WORK TO BE COMPLETED
Report the number of lines holding "date" in the material below, and nothing more.

EXERCISE INPUT

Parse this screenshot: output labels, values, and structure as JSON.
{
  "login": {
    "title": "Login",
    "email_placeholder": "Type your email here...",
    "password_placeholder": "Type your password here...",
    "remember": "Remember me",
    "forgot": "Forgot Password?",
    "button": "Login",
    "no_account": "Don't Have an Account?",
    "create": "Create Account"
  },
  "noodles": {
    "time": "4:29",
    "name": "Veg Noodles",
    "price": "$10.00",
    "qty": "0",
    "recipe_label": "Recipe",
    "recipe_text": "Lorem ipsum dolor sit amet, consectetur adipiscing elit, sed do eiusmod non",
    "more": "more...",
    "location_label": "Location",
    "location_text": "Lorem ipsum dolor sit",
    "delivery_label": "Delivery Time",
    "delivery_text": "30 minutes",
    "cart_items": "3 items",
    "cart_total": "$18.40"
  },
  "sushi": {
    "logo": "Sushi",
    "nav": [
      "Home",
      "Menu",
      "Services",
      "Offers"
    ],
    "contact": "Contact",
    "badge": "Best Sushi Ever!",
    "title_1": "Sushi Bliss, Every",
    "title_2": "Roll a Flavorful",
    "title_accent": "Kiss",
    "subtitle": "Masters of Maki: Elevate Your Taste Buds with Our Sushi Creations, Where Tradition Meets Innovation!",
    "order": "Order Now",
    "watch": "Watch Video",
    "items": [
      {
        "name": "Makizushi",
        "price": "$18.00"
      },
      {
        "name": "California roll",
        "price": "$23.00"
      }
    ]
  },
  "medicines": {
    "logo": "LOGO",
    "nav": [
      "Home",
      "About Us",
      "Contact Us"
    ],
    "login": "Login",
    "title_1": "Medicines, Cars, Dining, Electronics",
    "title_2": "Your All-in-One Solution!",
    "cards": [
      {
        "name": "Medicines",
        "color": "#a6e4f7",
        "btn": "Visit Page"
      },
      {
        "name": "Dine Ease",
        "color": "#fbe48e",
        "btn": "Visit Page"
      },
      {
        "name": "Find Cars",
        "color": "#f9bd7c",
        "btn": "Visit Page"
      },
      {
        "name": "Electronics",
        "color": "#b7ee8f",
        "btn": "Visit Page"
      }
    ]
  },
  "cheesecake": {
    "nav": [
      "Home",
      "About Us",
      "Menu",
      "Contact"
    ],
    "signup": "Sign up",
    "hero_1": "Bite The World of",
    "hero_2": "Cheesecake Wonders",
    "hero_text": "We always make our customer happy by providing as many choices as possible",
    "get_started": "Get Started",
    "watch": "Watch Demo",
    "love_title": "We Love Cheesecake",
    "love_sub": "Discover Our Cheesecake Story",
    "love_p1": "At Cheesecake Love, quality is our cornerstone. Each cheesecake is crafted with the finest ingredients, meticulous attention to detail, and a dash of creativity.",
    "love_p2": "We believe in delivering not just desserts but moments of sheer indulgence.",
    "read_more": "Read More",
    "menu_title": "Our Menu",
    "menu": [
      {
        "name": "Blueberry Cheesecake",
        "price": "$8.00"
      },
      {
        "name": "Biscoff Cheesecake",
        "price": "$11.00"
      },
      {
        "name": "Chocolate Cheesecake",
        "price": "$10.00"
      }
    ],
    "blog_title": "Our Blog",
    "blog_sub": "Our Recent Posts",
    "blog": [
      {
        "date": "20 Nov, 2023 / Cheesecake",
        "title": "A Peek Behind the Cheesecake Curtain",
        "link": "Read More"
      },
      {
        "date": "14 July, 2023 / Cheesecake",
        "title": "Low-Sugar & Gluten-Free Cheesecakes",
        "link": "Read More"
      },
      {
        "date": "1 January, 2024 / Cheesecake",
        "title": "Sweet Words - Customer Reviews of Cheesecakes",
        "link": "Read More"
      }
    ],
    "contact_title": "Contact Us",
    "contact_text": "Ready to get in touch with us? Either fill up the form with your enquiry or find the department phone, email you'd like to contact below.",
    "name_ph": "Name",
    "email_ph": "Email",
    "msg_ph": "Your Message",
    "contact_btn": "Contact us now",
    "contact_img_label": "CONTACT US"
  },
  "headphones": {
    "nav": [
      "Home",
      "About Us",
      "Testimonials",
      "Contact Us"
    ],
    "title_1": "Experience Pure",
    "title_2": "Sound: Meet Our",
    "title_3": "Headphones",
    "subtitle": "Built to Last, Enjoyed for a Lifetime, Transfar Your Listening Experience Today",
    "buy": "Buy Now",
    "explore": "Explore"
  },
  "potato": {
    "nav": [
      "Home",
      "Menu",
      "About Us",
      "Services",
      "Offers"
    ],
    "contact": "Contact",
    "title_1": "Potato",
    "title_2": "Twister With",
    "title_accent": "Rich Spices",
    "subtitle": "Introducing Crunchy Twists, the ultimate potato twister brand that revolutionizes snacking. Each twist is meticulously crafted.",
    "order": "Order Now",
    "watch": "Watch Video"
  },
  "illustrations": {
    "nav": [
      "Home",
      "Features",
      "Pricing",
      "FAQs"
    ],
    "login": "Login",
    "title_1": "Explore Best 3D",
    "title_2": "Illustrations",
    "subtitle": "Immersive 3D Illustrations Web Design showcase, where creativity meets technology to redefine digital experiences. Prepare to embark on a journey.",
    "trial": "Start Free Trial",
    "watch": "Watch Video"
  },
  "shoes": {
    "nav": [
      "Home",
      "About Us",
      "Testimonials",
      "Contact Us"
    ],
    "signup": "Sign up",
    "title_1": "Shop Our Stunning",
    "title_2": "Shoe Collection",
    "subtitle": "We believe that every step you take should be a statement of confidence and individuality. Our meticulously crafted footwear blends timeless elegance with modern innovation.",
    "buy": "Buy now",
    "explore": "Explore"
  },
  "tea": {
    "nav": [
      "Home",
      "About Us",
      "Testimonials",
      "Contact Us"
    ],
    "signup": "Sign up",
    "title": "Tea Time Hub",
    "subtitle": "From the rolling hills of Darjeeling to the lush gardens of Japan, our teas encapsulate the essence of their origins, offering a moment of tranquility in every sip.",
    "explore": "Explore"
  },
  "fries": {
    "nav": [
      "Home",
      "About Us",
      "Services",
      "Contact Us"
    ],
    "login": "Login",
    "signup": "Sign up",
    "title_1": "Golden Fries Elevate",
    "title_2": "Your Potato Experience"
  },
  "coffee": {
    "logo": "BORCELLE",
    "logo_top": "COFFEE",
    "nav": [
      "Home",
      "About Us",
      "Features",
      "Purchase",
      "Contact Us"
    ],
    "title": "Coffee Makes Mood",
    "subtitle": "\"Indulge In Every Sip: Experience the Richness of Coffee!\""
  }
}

EXPECTED ANSWER
3